App and web page records:
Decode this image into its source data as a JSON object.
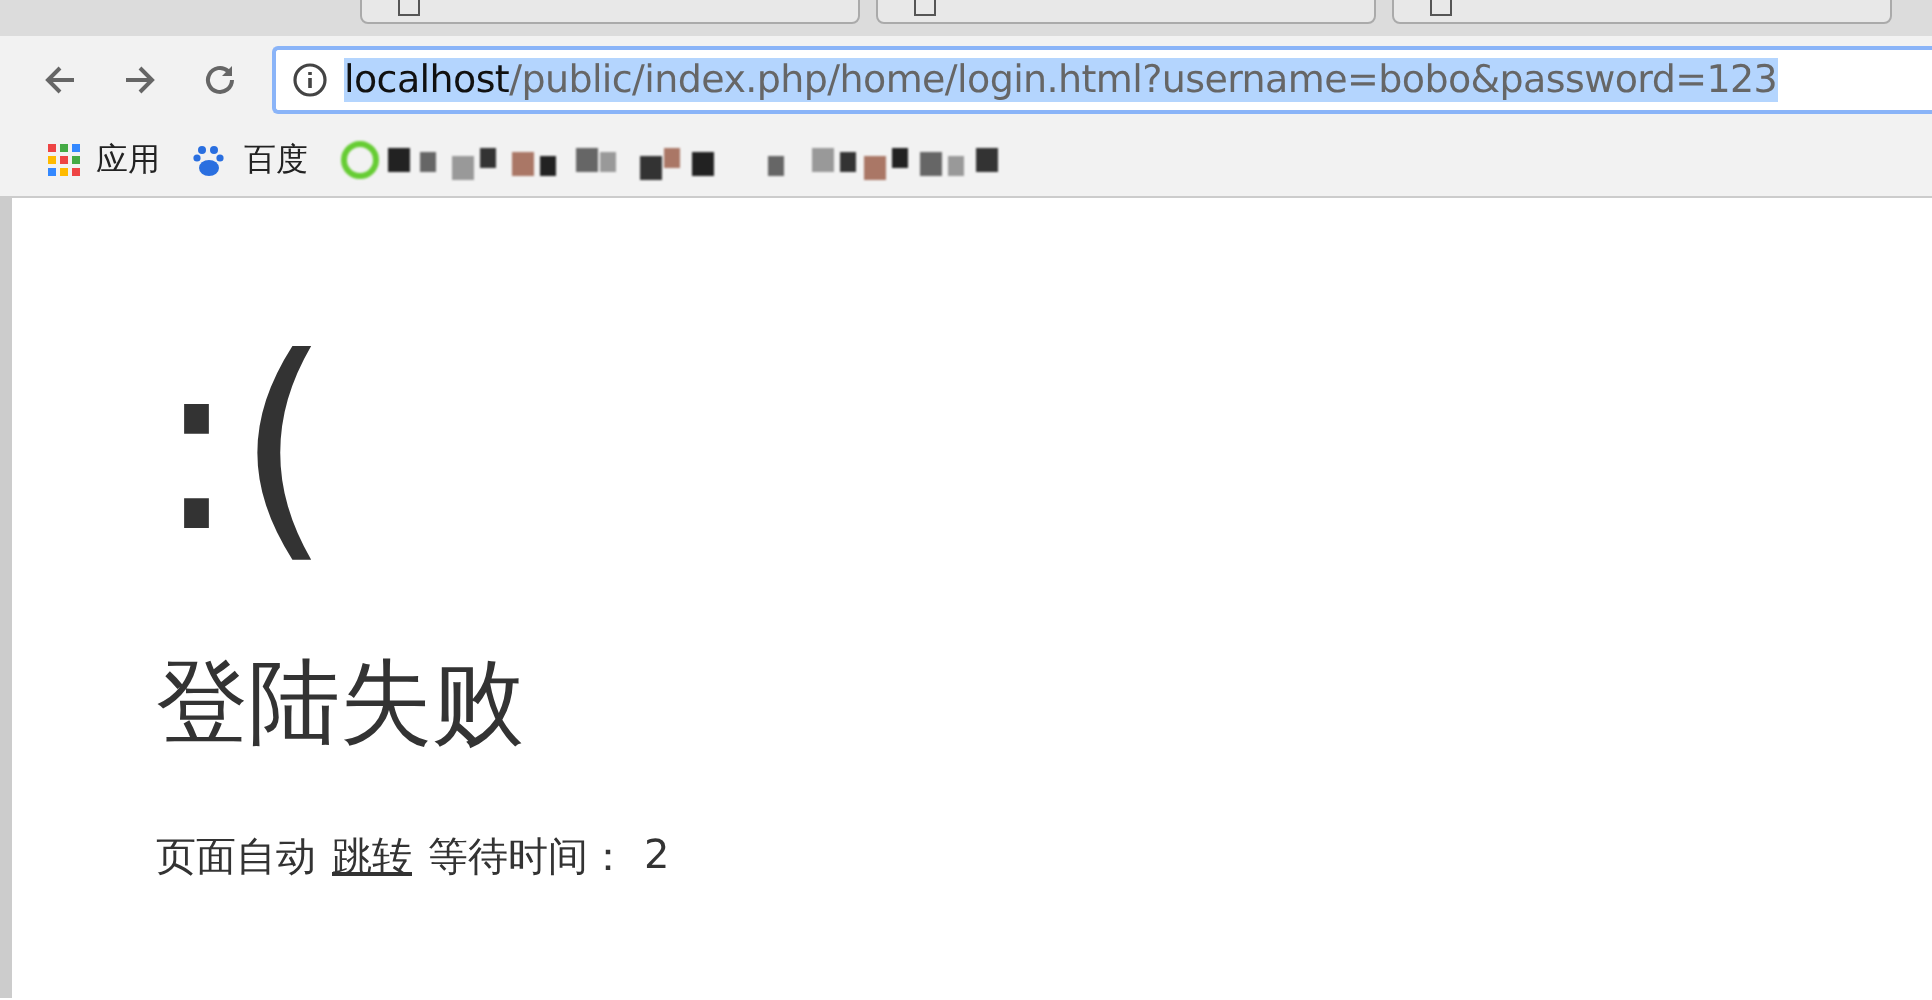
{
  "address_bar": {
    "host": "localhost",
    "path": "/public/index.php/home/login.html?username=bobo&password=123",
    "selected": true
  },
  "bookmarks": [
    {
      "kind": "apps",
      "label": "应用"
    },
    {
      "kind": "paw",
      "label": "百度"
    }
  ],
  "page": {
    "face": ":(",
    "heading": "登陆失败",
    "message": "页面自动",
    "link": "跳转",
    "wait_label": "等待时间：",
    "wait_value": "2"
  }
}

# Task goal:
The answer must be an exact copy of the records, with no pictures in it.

# Solution for this exercise:
Decode this image into its source data as a JSON object.
{
  "address_bar": {
    "host": "localhost",
    "path": "/public/index.php/home/login.html?username=bobo&password=123",
    "selected": true
  },
  "bookmarks": [
    {
      "kind": "apps",
      "label": "应用"
    },
    {
      "kind": "paw",
      "label": "百度"
    }
  ],
  "page": {
    "face": ":(",
    "heading": "登陆失败",
    "message": "页面自动",
    "link": "跳转",
    "wait_label": "等待时间：",
    "wait_value": "2"
  }
}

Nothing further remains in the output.